Citation Murphy D (2017) Race and the Legacy of the First World War in French Anti-Colonial Politics of the 1920s. In: Ewence H & Grady T (eds.) Minorities and the First World War: from war to peace. London: Palgrave Macmillan, pp. 201-225. https://doi.org/10.1057/978-1-137-53975-5_8
Abstract There has been relatively little historical research on the small number of African veterans who stayed on in France after the First World War and became militants in the radical anti-colonial movements created in the 1920s. From his entry onto the political stage in late 1924 until his early death three years later, the most celebrated and feared of these anti-colonial militants was Lamine Senghor, a decorated war veteran from Senegal. This chapter will chart Senghor’s brief career as an activist, focusing primarily on the ways in which he projected his identity as a veteran in his speeches and writings, as well as exploring, more generally, how France’s “blood debt” to its colonial subjects became a key theme of anti-colonial discourse in the interwar period.

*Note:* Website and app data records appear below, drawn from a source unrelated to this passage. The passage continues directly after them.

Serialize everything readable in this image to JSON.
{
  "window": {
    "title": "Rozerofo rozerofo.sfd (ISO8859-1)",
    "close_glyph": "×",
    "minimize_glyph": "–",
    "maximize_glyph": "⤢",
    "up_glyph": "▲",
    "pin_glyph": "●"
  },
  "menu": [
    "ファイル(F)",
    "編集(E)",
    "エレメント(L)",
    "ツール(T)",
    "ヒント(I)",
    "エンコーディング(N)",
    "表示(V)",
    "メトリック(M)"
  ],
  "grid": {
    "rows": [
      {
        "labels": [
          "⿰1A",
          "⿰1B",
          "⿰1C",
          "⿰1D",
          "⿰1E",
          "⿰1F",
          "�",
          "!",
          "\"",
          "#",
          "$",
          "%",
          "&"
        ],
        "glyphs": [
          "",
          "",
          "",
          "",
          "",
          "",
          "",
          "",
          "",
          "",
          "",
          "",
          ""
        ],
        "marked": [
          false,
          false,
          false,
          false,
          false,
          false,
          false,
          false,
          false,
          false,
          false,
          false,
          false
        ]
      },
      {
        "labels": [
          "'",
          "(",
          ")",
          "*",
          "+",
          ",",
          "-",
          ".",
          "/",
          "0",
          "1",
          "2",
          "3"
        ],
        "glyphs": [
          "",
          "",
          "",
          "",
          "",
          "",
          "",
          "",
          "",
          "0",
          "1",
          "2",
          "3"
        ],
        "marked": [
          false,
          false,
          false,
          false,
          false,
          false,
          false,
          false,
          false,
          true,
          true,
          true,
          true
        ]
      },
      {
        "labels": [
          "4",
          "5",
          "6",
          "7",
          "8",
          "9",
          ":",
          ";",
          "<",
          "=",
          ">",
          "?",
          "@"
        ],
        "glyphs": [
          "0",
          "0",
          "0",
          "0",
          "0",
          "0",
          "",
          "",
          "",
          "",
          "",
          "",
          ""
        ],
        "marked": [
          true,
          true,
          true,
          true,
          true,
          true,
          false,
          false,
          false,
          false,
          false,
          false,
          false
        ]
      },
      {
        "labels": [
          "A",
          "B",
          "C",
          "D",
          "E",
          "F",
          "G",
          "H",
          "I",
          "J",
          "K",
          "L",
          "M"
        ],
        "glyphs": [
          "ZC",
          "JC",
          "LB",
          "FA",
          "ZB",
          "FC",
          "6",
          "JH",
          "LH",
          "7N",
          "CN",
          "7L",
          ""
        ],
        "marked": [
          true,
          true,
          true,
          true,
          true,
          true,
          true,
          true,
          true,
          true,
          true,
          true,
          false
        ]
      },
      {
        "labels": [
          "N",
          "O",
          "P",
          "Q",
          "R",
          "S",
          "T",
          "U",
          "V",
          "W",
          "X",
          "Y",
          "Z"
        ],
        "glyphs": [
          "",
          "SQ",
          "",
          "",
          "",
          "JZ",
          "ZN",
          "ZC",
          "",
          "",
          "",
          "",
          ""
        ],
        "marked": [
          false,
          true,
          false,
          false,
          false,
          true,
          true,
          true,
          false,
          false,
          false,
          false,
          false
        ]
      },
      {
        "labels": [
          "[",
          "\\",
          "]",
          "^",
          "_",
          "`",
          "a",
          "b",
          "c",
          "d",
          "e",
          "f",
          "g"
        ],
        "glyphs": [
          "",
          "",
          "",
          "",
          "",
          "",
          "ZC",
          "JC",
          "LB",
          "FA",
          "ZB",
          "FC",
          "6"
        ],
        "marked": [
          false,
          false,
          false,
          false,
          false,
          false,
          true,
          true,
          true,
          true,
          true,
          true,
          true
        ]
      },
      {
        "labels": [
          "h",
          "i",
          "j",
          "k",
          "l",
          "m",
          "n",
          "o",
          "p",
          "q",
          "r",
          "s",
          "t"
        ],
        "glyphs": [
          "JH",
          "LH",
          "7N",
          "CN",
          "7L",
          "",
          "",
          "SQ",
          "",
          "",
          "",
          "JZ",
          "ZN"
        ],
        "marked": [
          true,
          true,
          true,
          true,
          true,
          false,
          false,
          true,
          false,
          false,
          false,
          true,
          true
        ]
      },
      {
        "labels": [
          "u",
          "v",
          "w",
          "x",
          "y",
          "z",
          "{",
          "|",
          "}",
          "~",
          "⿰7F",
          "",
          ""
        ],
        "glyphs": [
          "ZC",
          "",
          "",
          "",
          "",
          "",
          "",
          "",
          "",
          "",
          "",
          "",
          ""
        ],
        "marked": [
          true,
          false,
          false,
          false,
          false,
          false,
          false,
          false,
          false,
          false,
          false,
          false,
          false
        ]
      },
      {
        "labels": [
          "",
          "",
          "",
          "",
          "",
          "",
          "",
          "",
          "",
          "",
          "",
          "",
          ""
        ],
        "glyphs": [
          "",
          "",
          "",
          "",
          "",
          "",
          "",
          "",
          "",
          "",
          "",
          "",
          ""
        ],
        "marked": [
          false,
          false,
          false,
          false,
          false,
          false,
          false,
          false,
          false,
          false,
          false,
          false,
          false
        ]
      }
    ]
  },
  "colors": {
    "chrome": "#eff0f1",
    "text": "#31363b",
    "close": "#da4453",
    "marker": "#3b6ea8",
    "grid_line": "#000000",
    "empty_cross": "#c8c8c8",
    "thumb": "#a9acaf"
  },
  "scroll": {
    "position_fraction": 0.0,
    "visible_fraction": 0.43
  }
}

Keywords first world war; tirailleurs sénégalais; anti-colonialism;